Is US force too small? Not in Bush view of Iraq
Critics of administration call for more troops, but polls show a reluctant public.
WASHINGTON — The question is hitting the White House with increasing ferocity: Does the US have enough troops in Iraq to do the job - let alone enough to carry out the global war on terrorism?
A growing chorus of experts and politicians is saying no. They claim that not only are more troops needed to avert chaos and restore order in Iraq, but that the overall strength of the US military must be increased to meet global challenges in the post-9/11 era.
Despite the mounting pressure, however, the Bush administration believes the US has adequate forces to carry out both tasks. The wildcard in all of this: the public. As the debate over US commitments overseas intensifies, polls show a hardening of American attitudes about the rebuilding effort and about leaving troops in Iraq too long.
A Newsweek poll released this weekend, for instance, shows that a majority of Americans - 55 percent to 40 percent - oppose sending more troops to the country. At the same time, an overwhelming number of Americans favor the US working with the UN to encourage other nations to send more of their soldiers to Iraq - even if it means Washington ceding some authority to the UN.
Moreover, some 60 percent of respondents to the survey say the estimated $1 billion per week that the US is spending to rebuild the country is too much.
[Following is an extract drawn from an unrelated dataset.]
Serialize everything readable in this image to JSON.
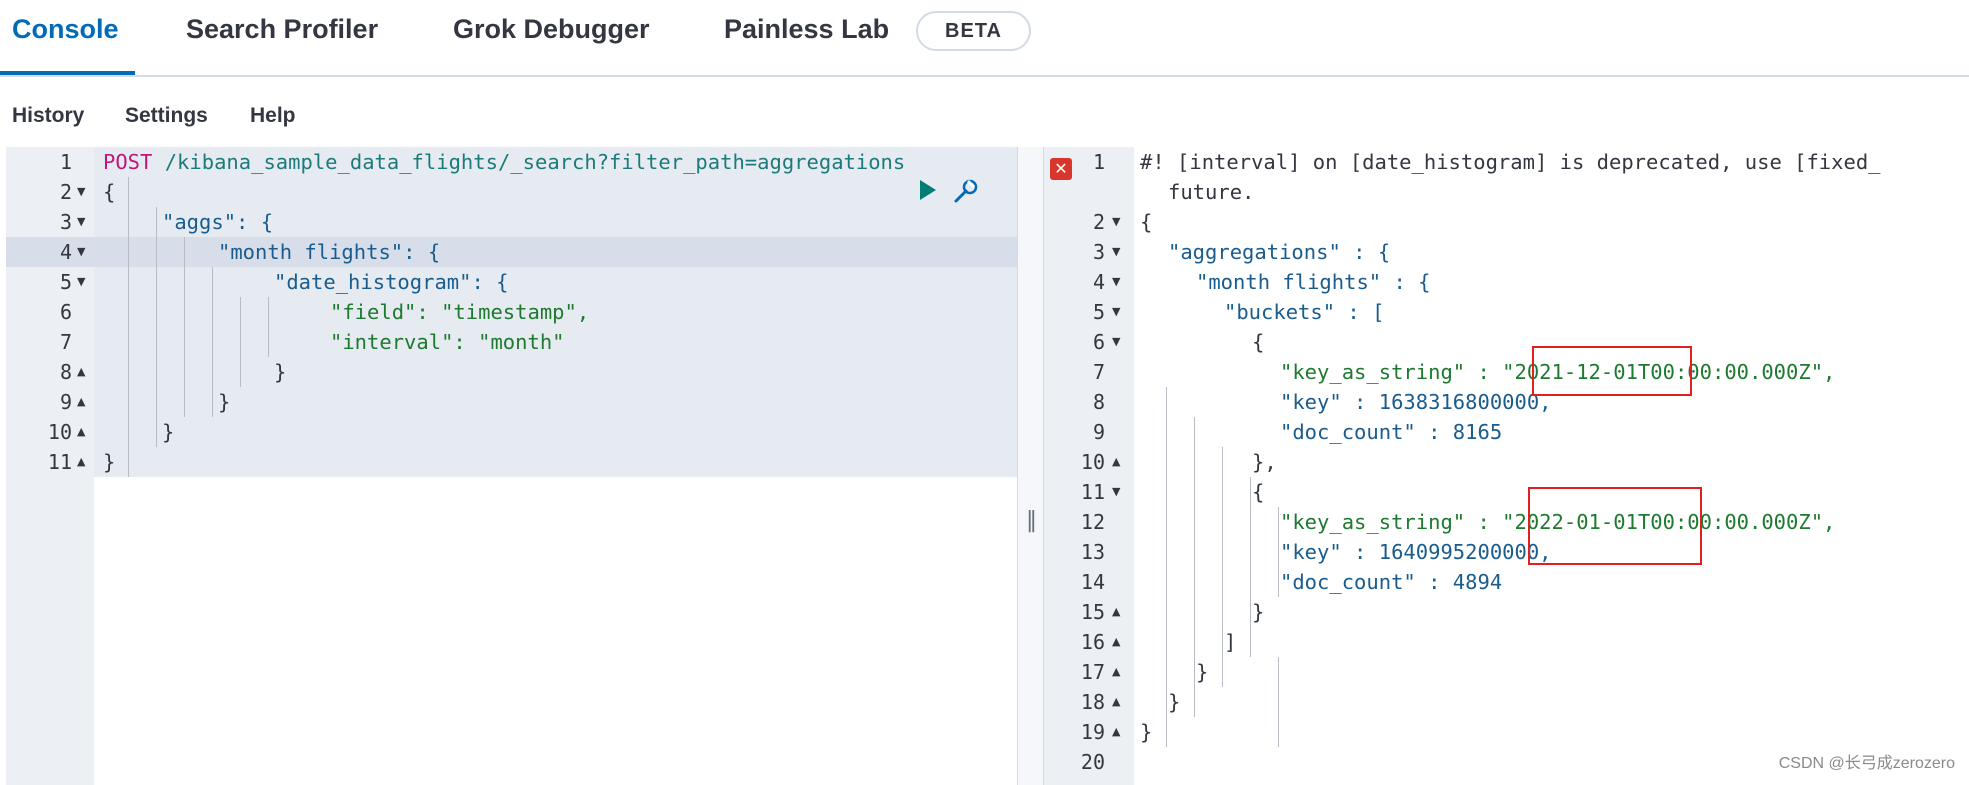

Nonetheless, many military experts and politicians from both sides of the aisle believe the US needs to expand its footprint to finish the task. They point to the growing number of terror attacks in Iraq - the bombings of the UN headquarters last week and the home of a leading Shiite Muslim cleric on Sunday, as well as to the escalation of US casualties. The death toll of American soldiers has nearly doubled since President Bush declared an end to major combat on May 1, reaching 275.
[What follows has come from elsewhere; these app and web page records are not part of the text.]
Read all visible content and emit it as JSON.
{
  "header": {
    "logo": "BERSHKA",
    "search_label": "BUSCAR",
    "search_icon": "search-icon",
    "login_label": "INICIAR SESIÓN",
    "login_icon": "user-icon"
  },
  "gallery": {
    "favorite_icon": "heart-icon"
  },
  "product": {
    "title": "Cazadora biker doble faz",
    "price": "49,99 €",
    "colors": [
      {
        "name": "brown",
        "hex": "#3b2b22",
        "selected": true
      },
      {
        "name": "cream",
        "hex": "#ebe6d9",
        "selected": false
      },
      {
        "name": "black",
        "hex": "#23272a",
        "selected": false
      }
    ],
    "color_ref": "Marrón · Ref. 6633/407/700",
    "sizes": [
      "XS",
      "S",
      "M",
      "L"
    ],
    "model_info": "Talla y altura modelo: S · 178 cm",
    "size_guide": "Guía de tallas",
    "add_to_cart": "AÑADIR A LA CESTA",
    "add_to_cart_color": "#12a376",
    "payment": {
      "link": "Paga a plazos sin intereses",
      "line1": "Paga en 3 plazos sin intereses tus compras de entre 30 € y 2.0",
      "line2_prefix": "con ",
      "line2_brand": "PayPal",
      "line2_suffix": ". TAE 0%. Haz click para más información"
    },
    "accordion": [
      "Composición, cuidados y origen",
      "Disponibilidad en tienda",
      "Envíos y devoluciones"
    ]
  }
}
At stake, though, is not only the faltering operation in Iraq. The situation in Afghanistan is deteriorating. This past month was perhaps one of the worst since the US routed the Taliban regime in 2001. In one week alone, some 90 people (nearly all Afghans or Arab fighters) were killed, reportedly by a resurgent Taliban. Then, there is the tenuous situation in Liberia, not to mention the nuclear threat posed by North Korea. And Al Qaeda operatives may be on the run, but officials say they are still capable of mounting simultaneous attacks in several countries.
"We're going to be in trouble a year from now if we don't handle force strength," says Gen. Barry McCaffrey, who led a US division in the 1991 Gulf War. "We are in a global war on terror with inadequate forces."
General McCaffrey, who is now a professor of national security studies at West Point, says the US, which currently has some 368,000 Army soldiers deployed in 120 nations, is at risk of overextending its troops.
And both Democrats and some Republicans want additional troops and resources to be sent to Iraq - as much as 100,000 to 150,000 soldiers more. Sen. John McCain (R) or Arizona, just back from a trip to Iraq, is calling on President Bush to send "at least another division."
Sen. Joseph Biden (D) of Delaware, the ranking Democrat on the Foreign Relations Committee, says at least 40,000 more troops are necessary to stabilize Iraq as well as "several hundred billion dollars." Senator Biden is also arguing for a new UN resolution to encourage more countries to participate.
But that prospect doesn't seem viable at the moment - especially with the US not willing to relinquish much authority in Iraq, and because of the wariness on the part of most of these nations. Few have little - if any - domestic support for such an operation, and their involvement could trigger reprisals by terror groups.
The administration, for its part, says the troop strength in Iraq is about right. They say they may rotate deployments to address evolving needs. For example, Gen. John Abizaid, commander of forces in the region, says the No. 1 threat in Iraq now is coming from terrorists, and better intelligence is needed to confront that threat.
A senior US official in Iraq told reporters over the weekend that occupation forces are beginning to recruit and train agents from the former Iraqi intelligence services to help thwart attacks.
As for on-the-ground security, General Abizaid said last week that more than 50,000 Iraqis are already armed and working with the coalition. Monday, published reports indicated that the US plans to send another 28,000 Iraqis to a former Soviet military base in Hungary for intensive police training.
To bolster security, some say the US does have options other than sending in more troops. "There are plenty of outfits that do that kind of work, including companies in South Africa, Britain, and here in the US," says James Woods, a former Pentagon official. "They usually send in a cadre of people and recruit and train locals up to a level where they can perform simple duties."
Others argue the US troop strength is about right and that it will just take creative thinking to adjust the force deployments. Secretary of Defense Donald Rumsfeld has ordered a review of Pentagon policies to explore using forces more efficiently.
"The first place to go may be the Marine Corps," says Marcus Corbin, a senior analyst at the Center for Defense Information. Though they were the first in and out of Iraq, he argues "they have three divisions and have also done a lot of thinking about modern combat operations."
But McCaffrey argues a more thorough rethink is needed. He says the current rotation plan risks overextending troops. He wants nine National Guard brigades called up and added to regular Army units, until more recruiting can be done.